© 2023 Boise State Public Radio
NPR in Idaho
Play Live Radio
Next Up:
Available On Air Stations
Come meet our Boise State Public Radio Music hosts March 30 at BCT

Ketchum Prepares For Wildfires As Drought Worsens

An old burn area from the Beaver Creek Fire north of Ketchum. Burned trees litter the ground and charred trees surround them. Foothills can be seen in the distance.
Rachel Cohen
Boise State Public Radio
A burn area north of Ketchum from the 2013 Beaver Creek Fire, pictured in June of 2021.

For the first time, the Wood River Valley is in the most severe drought category of the U.S. Drought Monitor, according to the city of Ketchum.

Ketchum Fire Chief Bill McLaughlin said the extreme dry weather could mean more fire starts that are harder to put out.

“The hills right now are already brown and look a lot like they normally do in early August," he said.

The National Interagency Fire Center in Boise announced it was moving to "Preparedness Level 4" this week, which means the country is already experiencing significant wildland fire activity and more than half of the nation's fire resources are being used.

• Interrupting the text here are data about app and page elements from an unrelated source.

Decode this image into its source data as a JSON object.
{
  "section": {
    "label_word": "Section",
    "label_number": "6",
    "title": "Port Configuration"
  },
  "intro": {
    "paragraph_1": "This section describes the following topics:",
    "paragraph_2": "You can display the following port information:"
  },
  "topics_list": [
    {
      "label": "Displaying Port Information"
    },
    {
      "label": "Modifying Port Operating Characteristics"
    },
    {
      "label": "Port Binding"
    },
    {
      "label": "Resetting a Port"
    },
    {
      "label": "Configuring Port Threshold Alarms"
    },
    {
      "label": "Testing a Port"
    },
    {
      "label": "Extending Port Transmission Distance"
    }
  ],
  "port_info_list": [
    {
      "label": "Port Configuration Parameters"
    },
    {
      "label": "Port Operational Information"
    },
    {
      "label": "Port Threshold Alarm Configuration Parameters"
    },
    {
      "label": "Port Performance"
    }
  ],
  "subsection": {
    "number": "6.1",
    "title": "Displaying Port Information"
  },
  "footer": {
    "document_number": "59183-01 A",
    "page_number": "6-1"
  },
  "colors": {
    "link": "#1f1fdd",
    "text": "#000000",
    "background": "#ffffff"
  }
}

This week, cities in the valley, and Blaine County itself, passed a firework ban, and Ketchum is set to enter Stage One fire restrictions this week, which prohibits campfires and most outdoor smoking.

McLaughlin said Ketchum also purchased a new wildland firefighting engine this year and new firefighting hand tools, and firefighters spent more time training to tackle wildland fires.

The valley used to have significant fires every 10 years or so, McLaughlin said, but with climate change, fire seasons have gotten longer and drier.

Two major fires in recent years have triggered evacuations — the Castle Rock Fire in 2007 and the Beaver Creek Fire in 2013. Some fire managers have said the Castle Rock burn area provided a protective buffer to some parts of the community when the Beaver Creek Fire came through.

Now, shrubs and sagebrush have grown back in some of those spots. And McLaughlin said while that landscape is theoretically easier to treat than dense forests, it all depends on the available personnel.

“We don’t have a guarantee that when that fire starts, we’re going to be able to call up and get helicopters, get retardant ships or get the hand crews that we need to stop the fire while it's still small enough," he said.

McLaughlin said many firefighters are already committed to blazes across the region.

Find reporter Rachel Cohen on Twitter @racheld_cohen

Copyright 2021 Boise State Public Radio

As the south-central Idaho reporter, I cover the Magic and Wood River valleys. I also enjoy writing about issues related to health and the environment.